In 2010, Restall was diagnosed with kidney cancer. That's when he first welcomed a few guinea pigs into his home. They provided companionship when he was no longer able to work.
Unfortunately, what started out as a few companions eventually grew to 21 guinea pigs, which has put the Restall family on bad terms with their landlord. The Restalls, including all 21 guinea pigs, have been threatened with eviction if they don't agree to find new homes for at least a few of his pets.
While the administration at PCH recognizes the "companionship and social benefits" of pets, according to the Western Morning News, "the number of animals in Restall's home is beyond what is reasonable" or permitted by the community's pet policy, which Restall agreed to upon signing his lease.

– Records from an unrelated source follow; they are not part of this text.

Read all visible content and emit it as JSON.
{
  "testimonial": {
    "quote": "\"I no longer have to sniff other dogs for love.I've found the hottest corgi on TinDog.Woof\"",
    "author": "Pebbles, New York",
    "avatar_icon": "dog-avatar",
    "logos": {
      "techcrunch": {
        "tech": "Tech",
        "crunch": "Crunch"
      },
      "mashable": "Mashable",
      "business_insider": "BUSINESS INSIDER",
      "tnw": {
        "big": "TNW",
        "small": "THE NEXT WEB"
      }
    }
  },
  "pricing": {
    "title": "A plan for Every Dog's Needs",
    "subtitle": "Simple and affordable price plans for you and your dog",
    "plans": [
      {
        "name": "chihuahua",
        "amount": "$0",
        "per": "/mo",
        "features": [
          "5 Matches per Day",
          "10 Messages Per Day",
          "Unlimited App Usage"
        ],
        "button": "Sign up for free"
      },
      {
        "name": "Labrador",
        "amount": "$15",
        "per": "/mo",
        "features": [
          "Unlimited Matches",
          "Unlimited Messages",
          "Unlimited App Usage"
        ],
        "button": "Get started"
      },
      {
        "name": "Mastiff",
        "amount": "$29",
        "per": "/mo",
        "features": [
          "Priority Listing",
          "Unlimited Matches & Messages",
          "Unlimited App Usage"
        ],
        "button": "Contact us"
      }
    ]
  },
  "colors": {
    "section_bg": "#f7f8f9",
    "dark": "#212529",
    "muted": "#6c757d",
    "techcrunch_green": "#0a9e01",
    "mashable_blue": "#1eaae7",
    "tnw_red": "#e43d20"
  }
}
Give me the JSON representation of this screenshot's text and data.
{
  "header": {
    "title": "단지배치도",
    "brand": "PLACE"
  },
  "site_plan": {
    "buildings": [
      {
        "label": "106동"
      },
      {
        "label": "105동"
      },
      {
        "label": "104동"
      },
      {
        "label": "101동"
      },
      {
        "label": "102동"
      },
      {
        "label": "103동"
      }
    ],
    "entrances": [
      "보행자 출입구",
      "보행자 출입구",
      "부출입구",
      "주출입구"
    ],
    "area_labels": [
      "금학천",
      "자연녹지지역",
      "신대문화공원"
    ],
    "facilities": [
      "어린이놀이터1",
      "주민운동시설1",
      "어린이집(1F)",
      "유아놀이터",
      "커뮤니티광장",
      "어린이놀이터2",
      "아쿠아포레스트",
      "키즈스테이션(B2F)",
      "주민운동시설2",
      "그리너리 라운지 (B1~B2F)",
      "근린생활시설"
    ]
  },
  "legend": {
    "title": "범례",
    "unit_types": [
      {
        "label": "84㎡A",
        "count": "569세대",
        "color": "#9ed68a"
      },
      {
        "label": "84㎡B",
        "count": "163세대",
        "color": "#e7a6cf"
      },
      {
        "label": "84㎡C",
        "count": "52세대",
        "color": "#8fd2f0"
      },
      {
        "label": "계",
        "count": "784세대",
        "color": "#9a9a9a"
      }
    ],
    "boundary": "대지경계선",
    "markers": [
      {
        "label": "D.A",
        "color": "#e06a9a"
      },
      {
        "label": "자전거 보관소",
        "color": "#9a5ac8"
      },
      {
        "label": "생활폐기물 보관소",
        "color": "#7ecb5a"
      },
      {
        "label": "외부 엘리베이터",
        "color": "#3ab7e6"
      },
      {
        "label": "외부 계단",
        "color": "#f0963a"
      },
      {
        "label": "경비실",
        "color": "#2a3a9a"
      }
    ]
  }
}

In order to keep their home, the Restall family will either have to find new homes for a few of the guinea pigs or find a new home for themselves. When animals are considered a part of the family, that can be a difficult choice, but luckily, the Restalls have their guinea pig gurus to help with the decision.
"They're a means of communication," Restall said. "They listen to your problems and they help."
The guinea pigs have until the new year to work their magic.